PBGH Statement on New Surprise Billing Rule
On August 19, the Departments of Health and Human Services, Labor and Treasury released a final rule implementing portions of the No Surprises Act, relating to settling disputes when patients face the prospect of “surprise bills” for seeing an out-of-network provider through no fault of their own. These most recent rules implementing the law, are a direct result of litigation in Texas that invalidated and threatened to weaken some portions of the arbitration guidelines established in the earlier interim final rule in 2021.

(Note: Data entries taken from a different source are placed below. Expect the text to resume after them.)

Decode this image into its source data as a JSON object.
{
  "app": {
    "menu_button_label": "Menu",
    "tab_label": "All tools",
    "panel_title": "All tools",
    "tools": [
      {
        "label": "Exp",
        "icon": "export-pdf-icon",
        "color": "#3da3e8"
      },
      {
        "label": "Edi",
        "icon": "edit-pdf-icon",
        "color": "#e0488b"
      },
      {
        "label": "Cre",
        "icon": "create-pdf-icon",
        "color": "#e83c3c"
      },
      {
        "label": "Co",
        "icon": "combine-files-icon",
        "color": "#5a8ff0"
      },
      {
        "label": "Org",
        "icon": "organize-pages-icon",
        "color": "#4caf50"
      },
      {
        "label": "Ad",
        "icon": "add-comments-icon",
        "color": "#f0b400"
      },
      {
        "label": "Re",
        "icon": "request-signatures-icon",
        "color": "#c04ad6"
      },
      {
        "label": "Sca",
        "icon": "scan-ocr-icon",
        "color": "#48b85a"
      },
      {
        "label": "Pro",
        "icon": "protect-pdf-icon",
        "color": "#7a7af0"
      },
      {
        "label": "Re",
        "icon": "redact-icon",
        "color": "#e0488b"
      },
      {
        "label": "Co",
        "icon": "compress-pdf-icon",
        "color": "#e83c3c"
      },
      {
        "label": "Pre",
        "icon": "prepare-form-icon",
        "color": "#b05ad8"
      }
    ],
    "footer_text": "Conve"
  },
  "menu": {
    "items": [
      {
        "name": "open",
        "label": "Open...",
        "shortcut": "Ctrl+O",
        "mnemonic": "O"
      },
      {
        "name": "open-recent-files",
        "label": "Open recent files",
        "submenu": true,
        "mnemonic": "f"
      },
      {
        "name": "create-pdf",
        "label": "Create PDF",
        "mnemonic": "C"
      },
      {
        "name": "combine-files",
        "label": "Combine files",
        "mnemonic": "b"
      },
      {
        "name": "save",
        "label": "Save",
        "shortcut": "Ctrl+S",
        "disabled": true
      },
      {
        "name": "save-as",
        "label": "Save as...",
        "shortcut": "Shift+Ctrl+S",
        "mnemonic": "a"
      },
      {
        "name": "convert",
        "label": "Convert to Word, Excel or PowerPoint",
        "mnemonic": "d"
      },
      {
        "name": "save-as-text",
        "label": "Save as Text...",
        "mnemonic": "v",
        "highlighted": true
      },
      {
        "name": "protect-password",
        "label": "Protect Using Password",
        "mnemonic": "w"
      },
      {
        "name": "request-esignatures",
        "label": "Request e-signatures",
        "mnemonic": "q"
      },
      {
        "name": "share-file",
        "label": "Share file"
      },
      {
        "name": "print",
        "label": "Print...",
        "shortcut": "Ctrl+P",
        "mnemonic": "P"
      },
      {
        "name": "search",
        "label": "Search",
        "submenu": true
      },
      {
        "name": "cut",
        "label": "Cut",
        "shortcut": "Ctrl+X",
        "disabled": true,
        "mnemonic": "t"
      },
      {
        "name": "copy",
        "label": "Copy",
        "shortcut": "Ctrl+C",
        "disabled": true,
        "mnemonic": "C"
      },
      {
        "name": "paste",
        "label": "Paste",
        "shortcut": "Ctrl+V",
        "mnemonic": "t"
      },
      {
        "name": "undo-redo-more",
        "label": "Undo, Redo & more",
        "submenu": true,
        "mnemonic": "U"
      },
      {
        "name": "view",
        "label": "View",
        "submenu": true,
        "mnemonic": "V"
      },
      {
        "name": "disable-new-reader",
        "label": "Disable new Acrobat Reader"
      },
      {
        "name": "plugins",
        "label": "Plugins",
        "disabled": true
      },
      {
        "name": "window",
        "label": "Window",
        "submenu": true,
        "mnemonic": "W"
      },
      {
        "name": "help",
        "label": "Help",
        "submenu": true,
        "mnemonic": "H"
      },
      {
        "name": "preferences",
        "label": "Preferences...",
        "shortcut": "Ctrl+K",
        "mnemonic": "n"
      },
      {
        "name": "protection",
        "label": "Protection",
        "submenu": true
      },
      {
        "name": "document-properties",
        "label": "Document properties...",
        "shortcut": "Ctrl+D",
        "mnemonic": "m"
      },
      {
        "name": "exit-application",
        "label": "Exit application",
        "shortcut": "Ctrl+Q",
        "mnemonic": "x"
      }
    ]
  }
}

Strong arbitration standards are critical to protecting patients from unaffordable and unexpected medical bills and to reducing costs for America’s employers. To keep rates paid for out-of-network services in line with negotiated rates between health plans and in-network providers, the original interim final rule would have required the arbitrator to concentrate on the median contracted rate used by a health plan for a specific service.
This new version of the rule attempts to clarify mechanisms for arbitrators to use that would assure outsized profiteering on out-of-network charges are not allowed. The regulations make clear that the Qualified Payment Amount remains the starting point, but that other factors can be used to award a higher amount so long as it is credible information that hasn’t already been accounted for in the billing codes. Greater transparency and a written explanation are required from the arbitrator.
PBGH is pleased by the transparency required by the new final rule but remains concerned that the new process could lead to more providers seeking to settle disputes through arbitration and increased out-of-network rates that don’t reflect market-driven rates. Currently 46,000 arbitration cases are pending.
Only time will tell whether the law and this new rule will succeed in helping hold down costs for employers and American workers. We urge the administration to closely monitor and publicly report on the use of arbitration and its outcomes, with a recognition that further rulemaking may be necessary to ensure the No Surprises Act meets its two-part goal of ending surprise billing and holding down health care costs for patients and purchasers.